>>>>

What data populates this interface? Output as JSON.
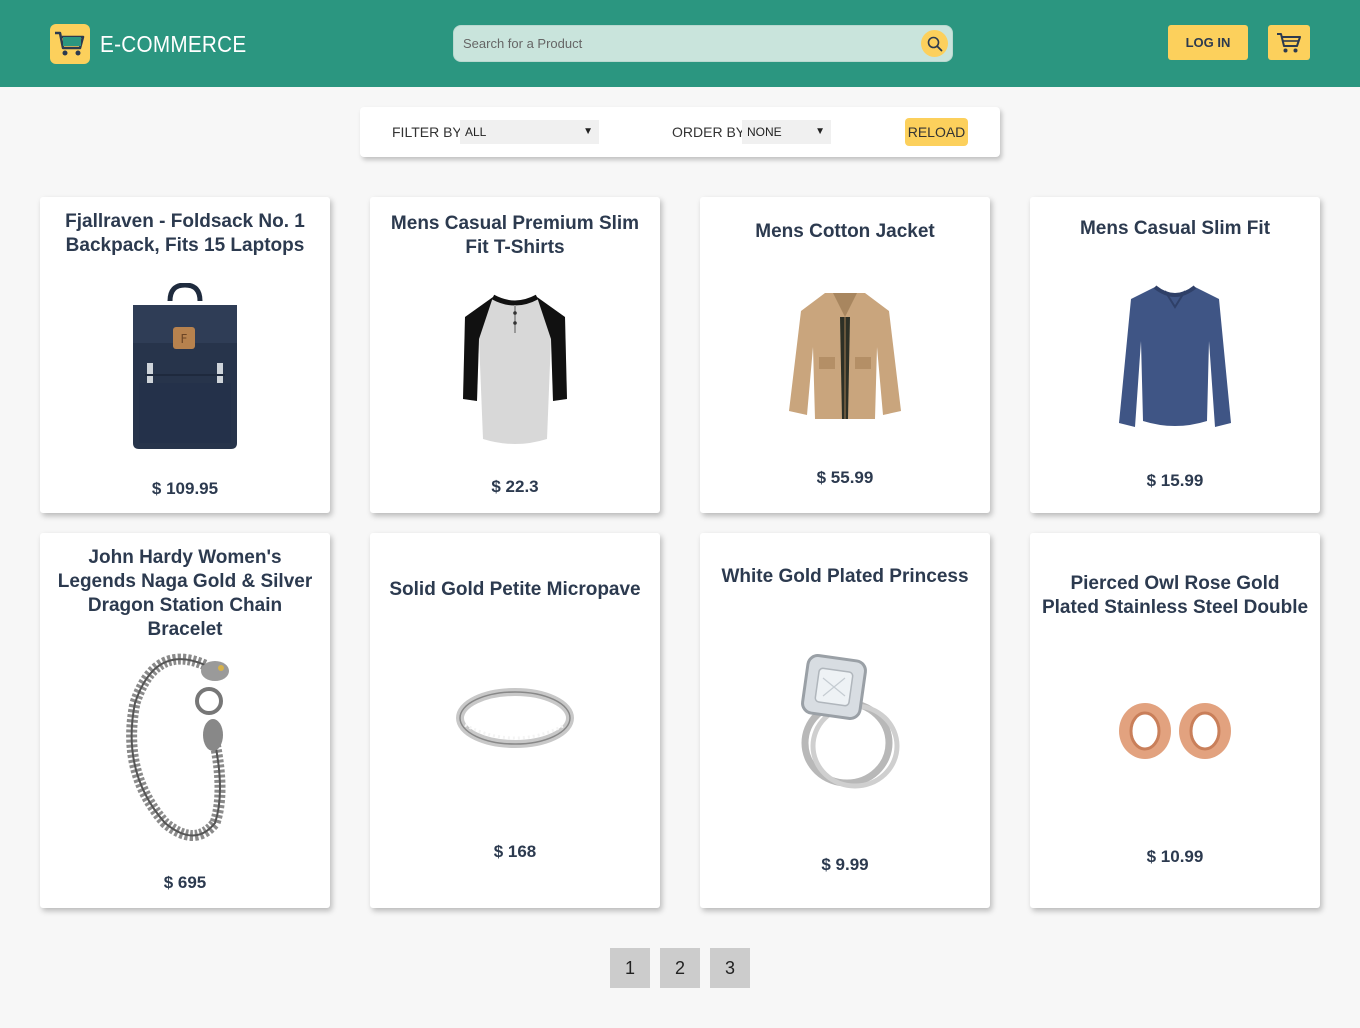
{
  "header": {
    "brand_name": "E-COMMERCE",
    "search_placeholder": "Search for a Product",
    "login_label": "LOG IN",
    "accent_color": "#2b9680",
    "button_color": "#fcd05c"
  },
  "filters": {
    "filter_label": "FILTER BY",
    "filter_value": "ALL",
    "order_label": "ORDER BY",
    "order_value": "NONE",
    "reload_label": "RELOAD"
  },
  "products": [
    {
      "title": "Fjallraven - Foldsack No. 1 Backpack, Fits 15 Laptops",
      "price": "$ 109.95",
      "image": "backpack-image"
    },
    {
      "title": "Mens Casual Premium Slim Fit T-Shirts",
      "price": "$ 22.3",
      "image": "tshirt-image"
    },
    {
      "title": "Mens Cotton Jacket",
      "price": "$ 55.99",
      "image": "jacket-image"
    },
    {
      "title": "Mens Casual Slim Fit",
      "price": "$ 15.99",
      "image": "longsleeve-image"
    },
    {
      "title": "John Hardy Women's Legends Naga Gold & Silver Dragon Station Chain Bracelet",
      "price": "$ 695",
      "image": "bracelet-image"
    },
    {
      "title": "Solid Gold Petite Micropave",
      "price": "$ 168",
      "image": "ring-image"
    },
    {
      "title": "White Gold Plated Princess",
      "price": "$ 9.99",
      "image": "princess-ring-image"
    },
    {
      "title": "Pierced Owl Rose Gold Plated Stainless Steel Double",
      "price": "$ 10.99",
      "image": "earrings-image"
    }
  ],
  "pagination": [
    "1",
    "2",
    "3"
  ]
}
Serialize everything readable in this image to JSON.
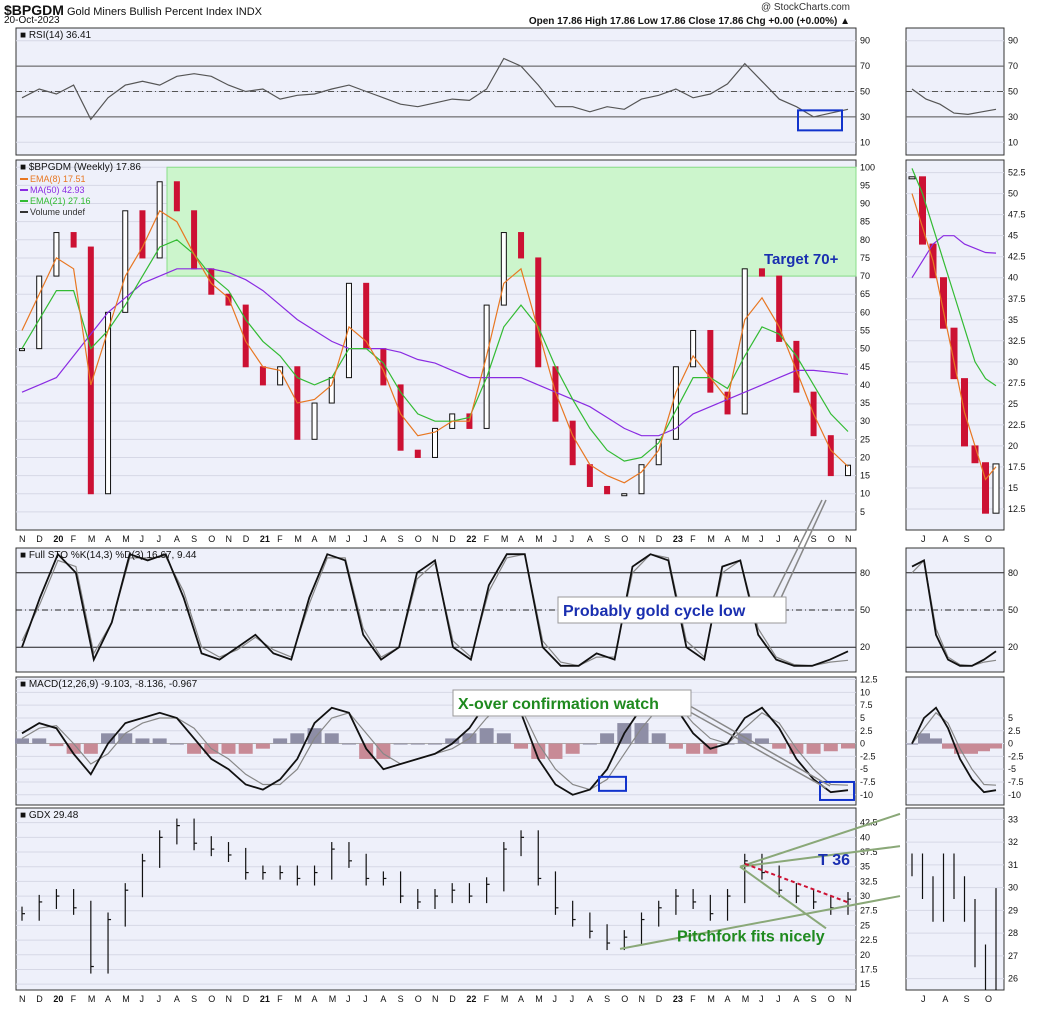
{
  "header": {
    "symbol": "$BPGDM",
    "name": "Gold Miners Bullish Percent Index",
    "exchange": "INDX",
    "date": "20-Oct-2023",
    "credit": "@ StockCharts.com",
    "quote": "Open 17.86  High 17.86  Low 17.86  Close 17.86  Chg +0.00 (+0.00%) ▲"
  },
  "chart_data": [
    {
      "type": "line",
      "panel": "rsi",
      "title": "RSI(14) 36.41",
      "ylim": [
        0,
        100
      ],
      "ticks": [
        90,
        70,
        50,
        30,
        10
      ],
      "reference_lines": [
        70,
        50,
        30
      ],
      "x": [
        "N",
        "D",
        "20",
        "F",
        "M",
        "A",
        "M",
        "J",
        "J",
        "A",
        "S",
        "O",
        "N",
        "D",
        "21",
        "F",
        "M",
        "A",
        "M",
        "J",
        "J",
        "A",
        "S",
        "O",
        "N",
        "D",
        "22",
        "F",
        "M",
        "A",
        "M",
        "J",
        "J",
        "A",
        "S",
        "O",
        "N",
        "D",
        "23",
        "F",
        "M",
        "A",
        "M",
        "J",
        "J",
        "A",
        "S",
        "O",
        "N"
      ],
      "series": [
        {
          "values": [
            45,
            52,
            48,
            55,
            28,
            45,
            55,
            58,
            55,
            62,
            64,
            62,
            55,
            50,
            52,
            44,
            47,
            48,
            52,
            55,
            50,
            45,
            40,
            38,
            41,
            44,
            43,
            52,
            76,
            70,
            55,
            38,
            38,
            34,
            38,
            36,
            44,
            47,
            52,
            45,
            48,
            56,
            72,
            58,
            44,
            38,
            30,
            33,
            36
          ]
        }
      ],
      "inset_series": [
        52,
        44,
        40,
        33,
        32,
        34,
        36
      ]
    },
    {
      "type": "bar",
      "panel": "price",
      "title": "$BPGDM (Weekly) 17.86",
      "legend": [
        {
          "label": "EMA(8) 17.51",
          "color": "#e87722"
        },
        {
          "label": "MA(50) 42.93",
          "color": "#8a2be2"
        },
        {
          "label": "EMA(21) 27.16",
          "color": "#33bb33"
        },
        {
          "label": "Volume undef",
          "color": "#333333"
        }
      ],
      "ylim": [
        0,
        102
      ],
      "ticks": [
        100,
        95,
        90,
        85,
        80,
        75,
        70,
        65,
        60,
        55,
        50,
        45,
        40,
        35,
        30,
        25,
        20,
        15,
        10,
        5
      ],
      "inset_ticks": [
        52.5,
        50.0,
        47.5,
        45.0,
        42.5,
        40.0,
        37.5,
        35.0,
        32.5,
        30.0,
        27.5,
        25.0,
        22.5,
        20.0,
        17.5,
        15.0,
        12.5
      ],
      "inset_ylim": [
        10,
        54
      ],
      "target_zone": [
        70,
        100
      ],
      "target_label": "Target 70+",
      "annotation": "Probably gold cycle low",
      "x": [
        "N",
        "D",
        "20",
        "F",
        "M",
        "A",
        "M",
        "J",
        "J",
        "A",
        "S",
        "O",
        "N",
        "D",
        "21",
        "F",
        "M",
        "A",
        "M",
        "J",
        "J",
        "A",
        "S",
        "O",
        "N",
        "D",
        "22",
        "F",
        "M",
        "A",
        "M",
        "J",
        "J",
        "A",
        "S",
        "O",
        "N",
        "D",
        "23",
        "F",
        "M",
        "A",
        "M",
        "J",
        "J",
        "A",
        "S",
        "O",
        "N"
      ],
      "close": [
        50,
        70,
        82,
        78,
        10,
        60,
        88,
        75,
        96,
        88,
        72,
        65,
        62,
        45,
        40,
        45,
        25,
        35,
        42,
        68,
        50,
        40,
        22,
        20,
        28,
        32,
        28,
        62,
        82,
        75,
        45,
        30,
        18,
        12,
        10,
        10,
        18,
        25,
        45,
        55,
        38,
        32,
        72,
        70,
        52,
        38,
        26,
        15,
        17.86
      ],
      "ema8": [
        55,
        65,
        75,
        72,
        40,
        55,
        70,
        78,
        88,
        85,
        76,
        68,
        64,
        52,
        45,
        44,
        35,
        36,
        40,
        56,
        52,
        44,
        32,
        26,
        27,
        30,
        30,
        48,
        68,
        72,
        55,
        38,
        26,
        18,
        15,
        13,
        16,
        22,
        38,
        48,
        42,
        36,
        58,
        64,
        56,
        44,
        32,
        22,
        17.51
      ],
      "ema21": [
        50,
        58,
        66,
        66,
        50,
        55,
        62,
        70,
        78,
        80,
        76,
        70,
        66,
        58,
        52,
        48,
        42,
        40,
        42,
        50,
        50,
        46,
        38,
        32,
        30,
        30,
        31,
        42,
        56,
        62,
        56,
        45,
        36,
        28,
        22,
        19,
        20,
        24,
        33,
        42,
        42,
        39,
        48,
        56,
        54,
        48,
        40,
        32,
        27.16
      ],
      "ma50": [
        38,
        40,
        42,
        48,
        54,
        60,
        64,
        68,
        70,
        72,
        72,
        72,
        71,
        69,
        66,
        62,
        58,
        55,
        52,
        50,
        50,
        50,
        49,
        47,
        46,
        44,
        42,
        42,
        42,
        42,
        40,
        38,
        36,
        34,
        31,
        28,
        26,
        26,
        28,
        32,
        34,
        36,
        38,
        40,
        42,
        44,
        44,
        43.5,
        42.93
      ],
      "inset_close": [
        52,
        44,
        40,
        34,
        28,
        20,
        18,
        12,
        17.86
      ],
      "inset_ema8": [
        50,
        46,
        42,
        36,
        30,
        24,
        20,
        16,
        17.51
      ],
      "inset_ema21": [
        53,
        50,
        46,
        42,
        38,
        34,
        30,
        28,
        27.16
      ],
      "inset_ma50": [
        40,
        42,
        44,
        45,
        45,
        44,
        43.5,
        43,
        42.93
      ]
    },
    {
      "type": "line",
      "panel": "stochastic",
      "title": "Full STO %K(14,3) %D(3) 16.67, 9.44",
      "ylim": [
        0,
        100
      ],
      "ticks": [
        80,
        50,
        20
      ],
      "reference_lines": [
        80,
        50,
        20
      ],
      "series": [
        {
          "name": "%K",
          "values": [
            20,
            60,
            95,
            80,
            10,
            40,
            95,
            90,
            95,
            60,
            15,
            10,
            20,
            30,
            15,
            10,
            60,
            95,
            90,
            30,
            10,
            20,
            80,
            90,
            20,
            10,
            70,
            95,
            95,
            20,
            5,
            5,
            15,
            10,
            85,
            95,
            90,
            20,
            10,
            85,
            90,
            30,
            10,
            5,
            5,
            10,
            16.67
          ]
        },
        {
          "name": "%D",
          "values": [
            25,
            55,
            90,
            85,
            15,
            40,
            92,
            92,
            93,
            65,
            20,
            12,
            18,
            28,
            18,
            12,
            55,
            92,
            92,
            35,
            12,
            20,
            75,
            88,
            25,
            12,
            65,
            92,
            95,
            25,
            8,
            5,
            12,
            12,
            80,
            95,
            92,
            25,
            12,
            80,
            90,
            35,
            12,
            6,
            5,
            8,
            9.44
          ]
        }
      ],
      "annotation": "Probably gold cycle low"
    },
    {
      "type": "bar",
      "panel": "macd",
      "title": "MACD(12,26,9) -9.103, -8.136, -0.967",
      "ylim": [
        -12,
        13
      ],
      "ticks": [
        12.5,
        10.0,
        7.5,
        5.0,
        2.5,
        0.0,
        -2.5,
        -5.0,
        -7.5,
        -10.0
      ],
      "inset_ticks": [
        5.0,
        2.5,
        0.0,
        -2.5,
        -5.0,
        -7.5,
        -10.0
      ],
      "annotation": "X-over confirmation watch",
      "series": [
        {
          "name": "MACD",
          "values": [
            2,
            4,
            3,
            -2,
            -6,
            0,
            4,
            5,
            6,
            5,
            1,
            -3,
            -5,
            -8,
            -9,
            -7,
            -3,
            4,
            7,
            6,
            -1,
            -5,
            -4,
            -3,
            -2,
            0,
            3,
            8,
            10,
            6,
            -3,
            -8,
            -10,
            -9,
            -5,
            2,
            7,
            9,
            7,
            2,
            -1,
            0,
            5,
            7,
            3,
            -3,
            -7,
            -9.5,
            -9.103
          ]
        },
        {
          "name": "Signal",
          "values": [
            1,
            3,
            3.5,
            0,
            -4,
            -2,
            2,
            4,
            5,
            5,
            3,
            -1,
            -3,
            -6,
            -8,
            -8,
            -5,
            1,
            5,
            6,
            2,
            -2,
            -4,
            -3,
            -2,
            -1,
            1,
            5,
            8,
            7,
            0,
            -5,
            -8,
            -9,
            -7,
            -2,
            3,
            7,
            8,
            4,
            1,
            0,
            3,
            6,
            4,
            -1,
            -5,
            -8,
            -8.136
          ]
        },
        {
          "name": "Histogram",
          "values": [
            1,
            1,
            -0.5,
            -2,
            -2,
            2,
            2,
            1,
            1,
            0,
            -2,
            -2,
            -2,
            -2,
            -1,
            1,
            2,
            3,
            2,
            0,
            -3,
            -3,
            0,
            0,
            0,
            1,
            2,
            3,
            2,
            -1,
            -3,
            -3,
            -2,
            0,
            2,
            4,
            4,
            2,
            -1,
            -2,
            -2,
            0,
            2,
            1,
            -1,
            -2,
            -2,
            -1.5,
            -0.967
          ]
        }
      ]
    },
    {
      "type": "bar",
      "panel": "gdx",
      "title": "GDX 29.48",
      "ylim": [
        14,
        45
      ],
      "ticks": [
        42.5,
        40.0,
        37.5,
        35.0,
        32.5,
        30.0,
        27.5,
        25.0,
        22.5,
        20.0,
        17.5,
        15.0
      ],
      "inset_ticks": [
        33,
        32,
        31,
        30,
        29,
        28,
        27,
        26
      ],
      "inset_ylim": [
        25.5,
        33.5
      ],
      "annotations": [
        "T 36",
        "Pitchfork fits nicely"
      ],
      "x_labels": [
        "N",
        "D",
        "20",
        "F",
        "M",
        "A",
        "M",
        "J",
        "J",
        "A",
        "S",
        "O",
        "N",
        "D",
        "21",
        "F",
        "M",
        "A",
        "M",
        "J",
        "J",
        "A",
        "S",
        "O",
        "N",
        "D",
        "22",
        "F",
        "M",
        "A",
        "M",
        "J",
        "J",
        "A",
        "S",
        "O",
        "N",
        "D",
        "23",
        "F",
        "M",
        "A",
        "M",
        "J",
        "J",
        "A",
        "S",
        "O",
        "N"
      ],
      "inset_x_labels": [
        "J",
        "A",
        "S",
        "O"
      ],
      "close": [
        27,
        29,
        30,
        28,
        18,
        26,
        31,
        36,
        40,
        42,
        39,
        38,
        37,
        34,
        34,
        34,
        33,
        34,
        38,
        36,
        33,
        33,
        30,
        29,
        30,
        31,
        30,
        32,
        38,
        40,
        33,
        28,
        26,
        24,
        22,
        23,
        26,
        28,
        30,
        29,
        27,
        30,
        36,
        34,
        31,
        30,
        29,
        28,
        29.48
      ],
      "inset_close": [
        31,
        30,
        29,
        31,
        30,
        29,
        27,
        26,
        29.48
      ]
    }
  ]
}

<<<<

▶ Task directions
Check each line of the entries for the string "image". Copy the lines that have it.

▶ Exercise answer
      "image": "backpack-image"
      "image": "tshirt-image"
      "image": "jacket-image"
      "image": "longsleeve-image"
      "image": "bracelet-image"
      "image": "ring-image"
      "image": "princess-ring-image"
      "image": "earrings-image"
Serialize everything readable in this image to JSON.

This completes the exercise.